Stillness for the dancer is very different and gives insight into how we train our bodies. The information going through a dancer’s mind and body is vast. Stillness becomes an active inner sensation perceiving every part of the body continuing to move. This active sensation of stillness has dimension and can expand or contract energy beyond the body.

In everyday terms we think of stillness as inactive. For the dancer stillness is a musical term that gives active space and rhythm to a melodic flow of energy.

Stillness is a part of ballet training when the dancer seems to pause after a melodic phrase. This moment is filled with so much information for the dancer and for the audience who understand the importance of stillness.

Stillness at these completion points holds many images and they are understood in different ways by each dancer.

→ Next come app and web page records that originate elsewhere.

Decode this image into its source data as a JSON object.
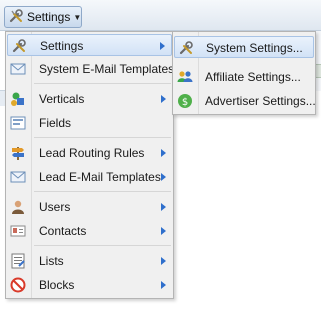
{
  "toolbar": {
    "settings_label": "Settings",
    "settings_icon": "wrench-screwdriver-icon"
  },
  "menu": {
    "items": [
      {
        "label": "Settings",
        "icon": "wrench-screwdriver-icon",
        "has_submenu": true,
        "active": true
      },
      {
        "label": "System E-Mail Templates",
        "icon": "envelope-icon",
        "has_submenu": false
      },
      {
        "label": "Verticals",
        "icon": "shapes-icon",
        "has_submenu": true
      },
      {
        "label": "Fields",
        "icon": "form-fields-icon",
        "has_submenu": false
      },
      {
        "label": "Lead Routing Rules",
        "icon": "routing-sign-icon",
        "has_submenu": true
      },
      {
        "label": "Lead E-Mail Templates",
        "icon": "envelope-icon",
        "has_submenu": true
      },
      {
        "label": "Users",
        "icon": "user-icon",
        "has_submenu": true
      },
      {
        "label": "Contacts",
        "icon": "address-card-icon",
        "has_submenu": true
      },
      {
        "label": "Lists",
        "icon": "checklist-icon",
        "has_submenu": true
      },
      {
        "label": "Blocks",
        "icon": "block-icon",
        "has_submenu": true
      }
    ]
  },
  "submenu": {
    "items": [
      {
        "label": "System Settings...",
        "icon": "wrench-screwdriver-icon",
        "active": true
      },
      {
        "label": "Affiliate Settings...",
        "icon": "users-group-icon"
      },
      {
        "label": "Advertiser Settings...",
        "icon": "dollar-coin-icon"
      }
    ]
  },
  "colors": {
    "highlight": "#d2e2f6",
    "highlight_border": "#a8c3e5",
    "submenu_arrow": "#2f6fcc",
    "menu_bg": "#f0f0f0"
  }
}
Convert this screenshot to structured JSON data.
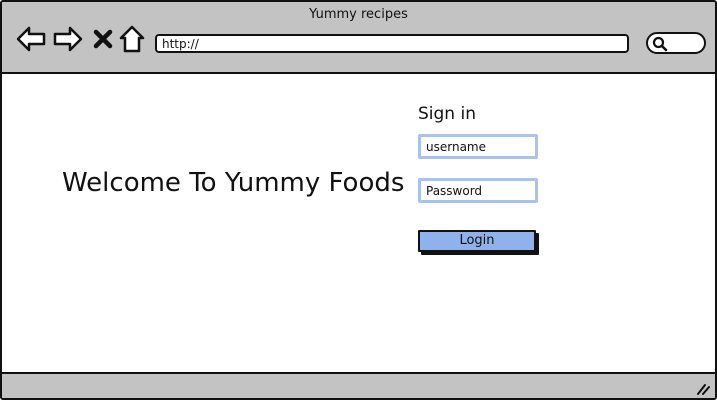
{
  "window": {
    "title": "Yummy recipes"
  },
  "toolbar": {
    "back_icon": "arrow-left-icon",
    "forward_icon": "arrow-right-icon",
    "stop_icon": "close-icon",
    "home_icon": "home-icon",
    "address_value": "http://",
    "search_icon": "search-icon"
  },
  "main": {
    "welcome_text": "Welcome To Yummy Foods",
    "sign_in": {
      "title": "Sign in",
      "username_placeholder": "username",
      "password_placeholder": "Password",
      "login_label": "Login"
    }
  },
  "colors": {
    "chrome": "#c3c3c3",
    "field_border": "#a7c3ee",
    "button_fill": "#8fb2ec"
  }
}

Like the child spinning until falling, the dancer allows the motion in the body to equalize and return to a balanced state. This experience is one of gathering energy. The entire person is flooded with a kind of integration of everything that has happened and what that means to the rhythms of the breath, the senses, the emotions, and the understanding of the self.

For the dancer who is prepared to receive this much information, the stillness moment is a celebration of arriving with all the clarity of each success and also each wavering variation that may be seen as error.

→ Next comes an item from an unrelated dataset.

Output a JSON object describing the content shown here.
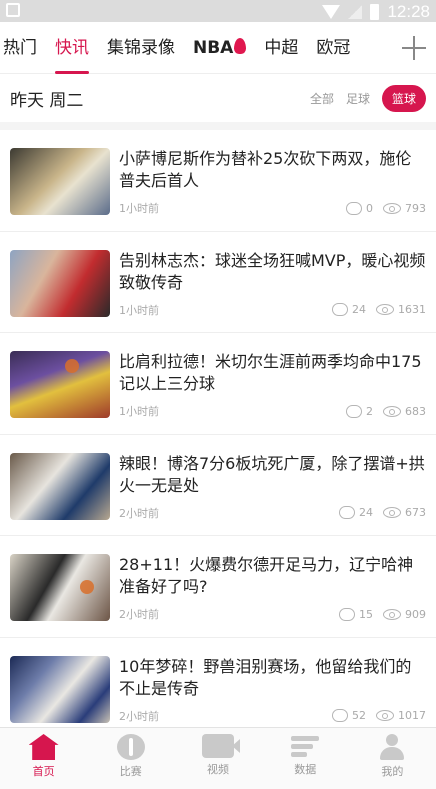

For those of us simply basking in the joys of ballet, stillness comes to mean a basic jiggling of our energy back into place. The teacher asks us to hold the moment after a simple phrase. That is our time to breath and to integrate the connections we are making throughout our entire body brain networks.

For other dancers and other workouts, stillness plays an important role. After a workout, rather than hanging our heads and feeling overwhelmed, we can supercharge the end of the workout, or a rotation, or a distance run.

The principles are simple. When able, stand solidly on both feet. Enjoy the energy flowing through the entire body. Stand tall. Eyes are open. Accept the exhilaration of thoughts and hopes filled with so much energy. Appreciate the fullness of breath and the release of everything you are in this moment. These moments calibrate and integrate every experience in your workout, your creation of the day.

For the aging heart, these principles begin with the wisdom of the race horse trainer who takes a cool down walk after an intense sprint. Moving slowly in place or in a circle allows the heart to equalize. Eyes up when possible is a welcoming of breath through the entire body. Then take your moment of stillness.

The experience of this moment is worth a thousand meditations attempting to arrive at a balanced state. And yet there is a final closing step that we can learn from meditations. That is thanking ourselves. Yes for this little part of our workout, for this moment in our day, the greatest arrival is gratitude.

We forget that when we came to workout or to dance, our goal was to benefit ourselves. We did not exert ourselves so we could prove that injury is worth the effort. We came to benefit ourselves.

So the simple conclusion of every movement phrase is a quiet, “thank you!” The other messages might be “yes!” or “not quite there,” but the momentary conclusion is one of complete arrival at integration, “Thank You!”